Whether Stan was just saying "Let's use the Kingpin again," and setting John off to do it. I don't know what... how much input any of the other artists have. Whether they're just following Romita's breakdowns and just going from there. But it feels like the time with um... post-Ditko is a much more collaborative time than the... the time with Stan and Steve where Steve just took over the book entirely.

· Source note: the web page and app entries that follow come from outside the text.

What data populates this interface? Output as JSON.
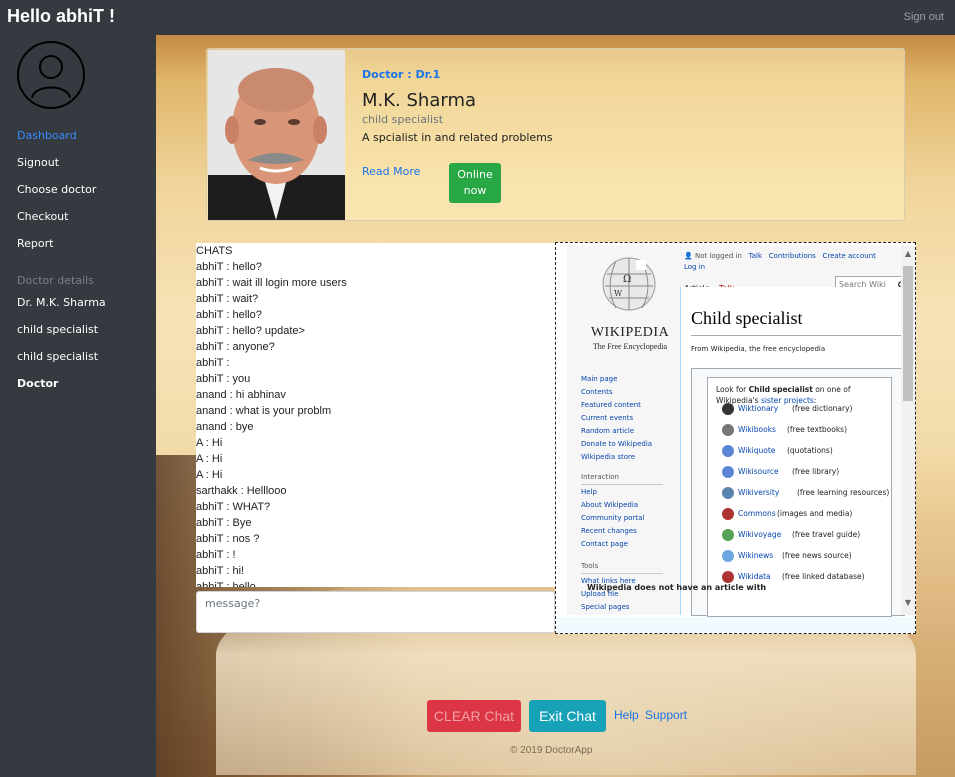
{
  "header": {
    "brand": "Hello abhiT !",
    "signout": "Sign out"
  },
  "sidebar": {
    "items": [
      {
        "label": "Dashboard"
      },
      {
        "label": "Signout"
      },
      {
        "label": "Choose doctor"
      },
      {
        "label": "Checkout"
      },
      {
        "label": "Report"
      }
    ],
    "details_heading": "Doctor details",
    "details": [
      "Dr. M.K. Sharma",
      "child specialist",
      "child specialist",
      "Doctor"
    ]
  },
  "doctor": {
    "title": "Doctor : Dr.1",
    "name": "M.K. Sharma",
    "specialty": "child specialist",
    "description": "A spcialist in and related problems",
    "read_more": "Read More",
    "status_line1": "Online",
    "status_line2": "now"
  },
  "chat": {
    "lines": [
      "CHATS",
      "abhiT : hello?",
      "abhiT : wait ill login more users",
      "abhiT : wait?",
      "abhiT : hello?",
      "abhiT : hello? update>",
      "abhiT : anyone?",
      "abhiT :",
      "abhiT : you",
      "anand : hi abhinav",
      "anand : what is your problm",
      "anand : bye",
      "A : Hi",
      "A : Hi",
      "A : Hi",
      "sarthakk : Helllooo",
      "abhiT : WHAT?",
      "abhiT : Bye",
      "abhiT : nos ?",
      "abhiT : !",
      "abhiT : hi!",
      "abhiT : hello"
    ],
    "input_placeholder": "message?"
  },
  "wiki": {
    "not_logged_in": "Not logged in",
    "talk": "Talk",
    "contributions": "Contributions",
    "create_account": "Create account",
    "log_in": "Log in",
    "tab_article": "Article",
    "tab_talk": "Talk",
    "search_placeholder": "Search Wiki",
    "wordmark": "WIKIPEDIA",
    "tagline": "The Free Encyclopedia",
    "nav_links": [
      "Main page",
      "Contents",
      "Featured content",
      "Current events",
      "Random article",
      "Donate to Wikipedia",
      "Wikipedia store"
    ],
    "interaction_heading": "Interaction",
    "interaction_links": [
      "Help",
      "About Wikipedia",
      "Community portal",
      "Recent changes",
      "Contact page"
    ],
    "tools_heading": "Tools",
    "tools_links": [
      "What links here",
      "Upload file",
      "Special pages"
    ],
    "title": "Child specialist",
    "from": "From Wikipedia, the free encyclopedia",
    "box_intro_1": "Look for ",
    "box_intro_bold": "Child specialist",
    "box_intro_2": " on one of Wikipedia's ",
    "box_intro_link": "sister projects",
    "box_intro_3": ":",
    "sisters": [
      {
        "name": "Wiktionary",
        "desc": "(free dictionary)",
        "icon": "wiktionary-icon"
      },
      {
        "name": "Wikibooks",
        "desc": "(free textbooks)",
        "icon": "wikibooks-icon"
      },
      {
        "name": "Wikiquote",
        "desc": "(quotations)",
        "icon": "wikiquote-icon"
      },
      {
        "name": "Wikisource",
        "desc": "(free library)",
        "icon": "wikisource-icon"
      },
      {
        "name": "Wikiversity",
        "desc": "(free learning resources)",
        "icon": "wikiversity-icon"
      },
      {
        "name": "Commons",
        "desc": "(images and media)",
        "icon": "commons-icon"
      },
      {
        "name": "Wikivoyage",
        "desc": "(free travel guide)",
        "icon": "wikivoyage-icon"
      },
      {
        "name": "Wikinews",
        "desc": "(free news source)",
        "icon": "wikinews-icon"
      },
      {
        "name": "Wikidata",
        "desc": "(free linked database)",
        "icon": "wikidata-icon"
      }
    ],
    "bottom_note": "Wikipedia does not have an article with"
  },
  "footer": {
    "clear_chat": "CLEAR Chat",
    "exit_chat": "Exit Chat",
    "help": "Help",
    "support": "Support",
    "copyright": "© 2019 DoctorApp"
  },
  "colors": {
    "sidebar_bg": "#343a40",
    "active_link": "#3b8bff",
    "online": "#28a745",
    "clear": "#dc3545",
    "exit": "#17a2b8"
  }
}
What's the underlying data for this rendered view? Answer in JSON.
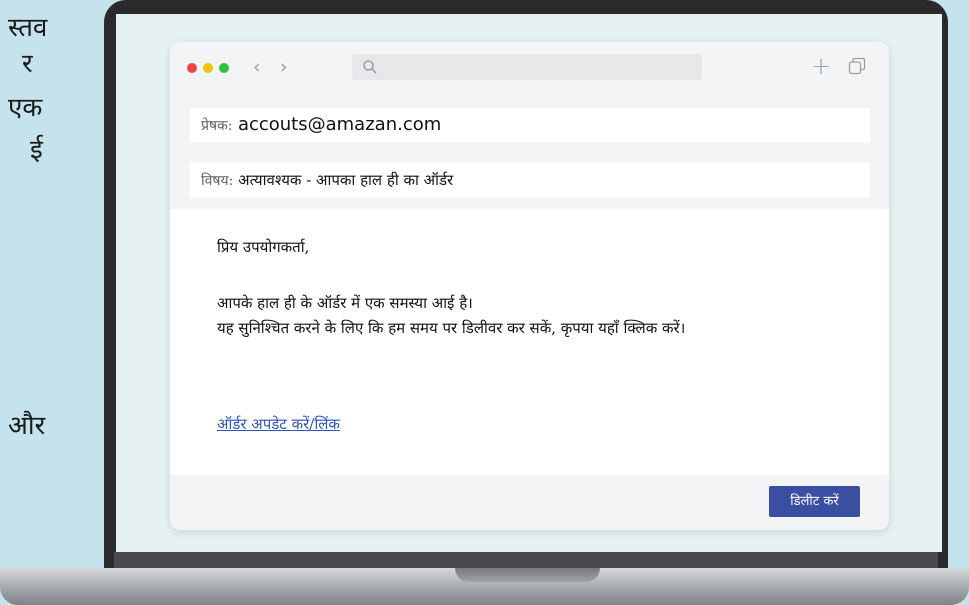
{
  "background_text": {
    "lines": [
      "स्तव",
      "र",
      "एक",
      "ई",
      "और"
    ]
  },
  "browser": {
    "window_controls": [
      "close",
      "minimize",
      "zoom"
    ],
    "nav": {
      "back": "‹",
      "forward": "›"
    },
    "address_bar": {
      "value": "",
      "icon": "search-icon"
    },
    "new_tab": "+",
    "tabs_icon": "copy-icon"
  },
  "email": {
    "from_label": "प्रेषक:",
    "from_value": "accouts@amazan.com",
    "subject_label": "विषय:",
    "subject_value": "अत्यावश्यक - आपका हाल ही का ऑर्डर",
    "greeting": "प्रिय उपयोगकर्ता,",
    "body_line1": "आपके हाल ही के ऑर्डर में एक समस्या आई है।",
    "body_line2": "यह सुनिश्चित करने के लिए कि हम समय पर डिलीवर कर सकें, कृपया यहाँ क्लिक करें।",
    "link_text": "ऑर्डर अपडेट करें/लिंक",
    "delete_button": "डिलीट करें"
  },
  "colors": {
    "page_bg": "#c5e3ec",
    "link": "#2f56b4",
    "button": "#3a4ea2"
  }
}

And you know, there's the... those wonderful instances like Amazing Spider-Man #30 with you know The Cat – the Cat Burglar. And there are these henchmen that appear in there. And Stan assumes that they're the Cat's henchmen, um... because Steve hasn't told him anything. And so the book is written that way. And then the next issue, it turns out that they're the henchmen of the Master Planner... of Doc Ock. So Stan is guessing half the time what Steve is even doing, you know.

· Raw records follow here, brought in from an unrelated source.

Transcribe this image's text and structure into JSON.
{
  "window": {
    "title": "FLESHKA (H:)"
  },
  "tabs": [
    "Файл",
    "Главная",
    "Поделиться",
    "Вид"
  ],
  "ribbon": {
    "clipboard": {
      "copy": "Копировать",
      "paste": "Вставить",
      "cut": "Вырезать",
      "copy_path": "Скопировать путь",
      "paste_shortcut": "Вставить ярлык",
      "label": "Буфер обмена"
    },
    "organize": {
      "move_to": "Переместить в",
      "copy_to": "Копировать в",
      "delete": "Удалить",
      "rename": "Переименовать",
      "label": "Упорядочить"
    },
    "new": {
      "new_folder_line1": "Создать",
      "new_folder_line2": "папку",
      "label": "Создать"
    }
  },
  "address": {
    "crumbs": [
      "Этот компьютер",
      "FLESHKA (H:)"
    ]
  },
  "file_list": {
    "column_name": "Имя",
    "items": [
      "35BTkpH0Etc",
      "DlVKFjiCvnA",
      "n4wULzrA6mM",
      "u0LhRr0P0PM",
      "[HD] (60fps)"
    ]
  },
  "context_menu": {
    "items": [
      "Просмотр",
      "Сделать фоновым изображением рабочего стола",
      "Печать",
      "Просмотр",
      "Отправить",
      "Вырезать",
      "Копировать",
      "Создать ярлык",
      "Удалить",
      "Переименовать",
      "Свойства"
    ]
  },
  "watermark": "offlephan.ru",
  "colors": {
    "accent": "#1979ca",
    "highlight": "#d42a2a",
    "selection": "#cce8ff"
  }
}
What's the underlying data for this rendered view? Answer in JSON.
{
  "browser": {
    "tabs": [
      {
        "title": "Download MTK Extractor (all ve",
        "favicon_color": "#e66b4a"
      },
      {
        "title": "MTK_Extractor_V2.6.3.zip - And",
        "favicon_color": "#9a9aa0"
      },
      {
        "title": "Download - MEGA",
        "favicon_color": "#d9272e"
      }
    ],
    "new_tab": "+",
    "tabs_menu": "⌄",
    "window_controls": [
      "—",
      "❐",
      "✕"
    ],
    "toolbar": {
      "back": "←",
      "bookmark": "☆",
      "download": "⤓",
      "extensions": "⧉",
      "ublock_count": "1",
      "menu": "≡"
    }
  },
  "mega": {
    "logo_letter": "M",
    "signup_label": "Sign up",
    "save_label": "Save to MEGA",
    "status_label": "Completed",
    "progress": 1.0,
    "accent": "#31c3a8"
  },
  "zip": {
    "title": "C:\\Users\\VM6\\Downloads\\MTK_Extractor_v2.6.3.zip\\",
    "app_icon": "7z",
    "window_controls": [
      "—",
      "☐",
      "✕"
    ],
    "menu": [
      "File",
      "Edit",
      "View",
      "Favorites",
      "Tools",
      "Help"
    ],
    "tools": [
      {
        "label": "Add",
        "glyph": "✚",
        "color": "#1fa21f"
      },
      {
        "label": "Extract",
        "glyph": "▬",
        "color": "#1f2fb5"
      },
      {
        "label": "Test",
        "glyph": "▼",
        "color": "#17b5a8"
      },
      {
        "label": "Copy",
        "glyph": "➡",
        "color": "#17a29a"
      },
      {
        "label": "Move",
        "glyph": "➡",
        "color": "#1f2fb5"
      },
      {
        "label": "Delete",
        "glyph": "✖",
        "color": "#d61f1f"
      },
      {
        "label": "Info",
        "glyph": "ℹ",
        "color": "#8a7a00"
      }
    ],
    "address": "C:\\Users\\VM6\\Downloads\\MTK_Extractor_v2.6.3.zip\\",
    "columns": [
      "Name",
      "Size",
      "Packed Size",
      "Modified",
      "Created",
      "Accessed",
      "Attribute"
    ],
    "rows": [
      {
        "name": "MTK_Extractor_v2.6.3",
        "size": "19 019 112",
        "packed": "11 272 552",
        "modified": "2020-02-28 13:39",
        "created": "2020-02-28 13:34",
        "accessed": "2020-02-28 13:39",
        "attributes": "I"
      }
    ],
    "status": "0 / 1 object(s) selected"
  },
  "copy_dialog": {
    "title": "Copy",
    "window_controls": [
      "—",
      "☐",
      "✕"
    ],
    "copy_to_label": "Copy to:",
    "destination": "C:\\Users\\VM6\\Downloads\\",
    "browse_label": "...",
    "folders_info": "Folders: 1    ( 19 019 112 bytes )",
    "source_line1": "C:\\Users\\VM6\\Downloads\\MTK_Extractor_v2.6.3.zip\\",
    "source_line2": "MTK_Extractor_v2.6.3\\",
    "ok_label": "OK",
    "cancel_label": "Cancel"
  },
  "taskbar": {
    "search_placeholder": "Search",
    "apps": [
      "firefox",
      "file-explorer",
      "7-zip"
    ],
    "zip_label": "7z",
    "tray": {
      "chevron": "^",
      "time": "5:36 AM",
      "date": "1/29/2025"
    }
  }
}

Jonathan: That's... that's very much how I understand it too. Is that Stan would "OK, it's going to be the Kingpin, and the Kingpin's son turns up, but he... he doesn't like what his dad's doing and he fights against him." You know, Stan's tossing ideas out there in a five-minute, ten-minute session, jumping on the furniture, whatever he did. And then yeah, six weeks later, a semi-completed comic book comes back to him.

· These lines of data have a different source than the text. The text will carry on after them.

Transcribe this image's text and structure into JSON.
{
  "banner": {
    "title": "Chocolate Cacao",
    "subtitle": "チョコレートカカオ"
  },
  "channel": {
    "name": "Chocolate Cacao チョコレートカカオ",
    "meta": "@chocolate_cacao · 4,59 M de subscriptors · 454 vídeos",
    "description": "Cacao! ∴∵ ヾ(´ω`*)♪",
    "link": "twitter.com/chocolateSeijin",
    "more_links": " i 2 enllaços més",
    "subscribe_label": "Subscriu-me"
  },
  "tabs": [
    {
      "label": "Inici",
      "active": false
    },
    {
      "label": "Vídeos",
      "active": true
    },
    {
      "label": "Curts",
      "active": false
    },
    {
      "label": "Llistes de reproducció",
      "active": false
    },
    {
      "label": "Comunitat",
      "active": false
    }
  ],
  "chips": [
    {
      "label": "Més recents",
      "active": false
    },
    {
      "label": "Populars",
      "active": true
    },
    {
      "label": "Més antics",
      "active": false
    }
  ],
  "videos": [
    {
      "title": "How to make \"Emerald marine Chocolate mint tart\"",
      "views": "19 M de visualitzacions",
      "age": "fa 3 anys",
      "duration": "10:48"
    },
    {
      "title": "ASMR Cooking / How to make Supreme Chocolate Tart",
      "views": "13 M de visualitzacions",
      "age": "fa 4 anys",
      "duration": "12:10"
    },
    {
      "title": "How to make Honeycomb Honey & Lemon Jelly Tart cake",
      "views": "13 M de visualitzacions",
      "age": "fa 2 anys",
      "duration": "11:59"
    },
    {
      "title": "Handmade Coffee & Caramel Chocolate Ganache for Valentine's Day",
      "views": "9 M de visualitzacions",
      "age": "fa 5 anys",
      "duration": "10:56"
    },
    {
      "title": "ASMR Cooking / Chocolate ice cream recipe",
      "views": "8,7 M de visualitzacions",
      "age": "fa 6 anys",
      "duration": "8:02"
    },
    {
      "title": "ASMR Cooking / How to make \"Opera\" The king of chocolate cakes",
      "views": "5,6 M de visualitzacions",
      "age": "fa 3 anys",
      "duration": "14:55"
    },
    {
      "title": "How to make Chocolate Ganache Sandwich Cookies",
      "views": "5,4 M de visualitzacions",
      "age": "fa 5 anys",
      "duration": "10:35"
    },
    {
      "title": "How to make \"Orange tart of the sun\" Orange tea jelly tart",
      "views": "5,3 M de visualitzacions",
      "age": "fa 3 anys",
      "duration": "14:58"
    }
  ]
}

So what are we saying here? Are we saying that the First Age of Spider-Man ends with Steve's departure? That it's... it's a forty, thirty-seven, thirty-eight [Actually thirty-nine issues, of course - Ed.] issue run that defines the First Age of Spider-Man.
Al: Yeah, I think that.
Jonathan: The Steve Ditko Age.
Al: Right, and I think that it changes, not only because you have a new artist and new plotters. And not only because you have Stan and John getting away from Steve's Ayn-Randian view of super heros, and making Peter more hip and more, uh... more liked by his class-mates and so-on.
But that all ties in with I think what we're talking about outside of the comic with the Second Age, which is that the readership is staring to expand, and college students are discovering these comics. And... you have, you know, I just did um... some From The Beginning reviews of Esquire Magazine dealing with Spider-Man and Marvel comics. And those are from 1965 and 1966, which is around the time that Ditko leaves.
So there's more of an awareness that the audience, there's a lot of college students out there, and it's not just kids. So the plotting has to change accordingly. That's where you get the situation where Peter is on the side of the protesting students. When, when Ditko was doing the book, Peter was opposed to the protesting students. There's an awareness that the protesting students are the audience.
Jonathan: I, I... one of my favorite moments in those early books. I love those issues Amazing Spider-Man #40, 41, 42, 43. Uh... Mary Jane turns up for the first time. You know Spider-... Peter Parker... Peter Parker becomes attractive. One of my favorite moments is when he rides off on his motorbike with Mary Jane on the back.
Jonathan: And he's no longer a kid sitting on the school bus, and moping around the school playground. He's an independent young man, kickin' around New York City – the most amazing city in the world.
Jonathan: And that absolutely is a transformation. So may... Okay, there we go. That's the First Age of Spider-Man, ah... starts Amazing Spider-Man #15 and finishes... do you want to pick an episode. Is it...?
Al: Well, you know. Just pick Ditko's last issue which is, you know Amazing #38.
Jonathan: There you go, Amazing #38.
Al: You know, Stan turns right around and says "Well, lets... we've lost Steve, let's kick it off with a bang and let's reveal the Green Goblin." So things change right away.
Jonathan: Right then, there we go. Well that's episode number one of the Spider-Fan podcast. The First Age of Spider-Man. I guess we'll be back in a couple of weeks with the Second Age of Spider-Man, where... wherever we figure that happens to land. Uh... thanks, Al!
Al: Thank you, Jonathan!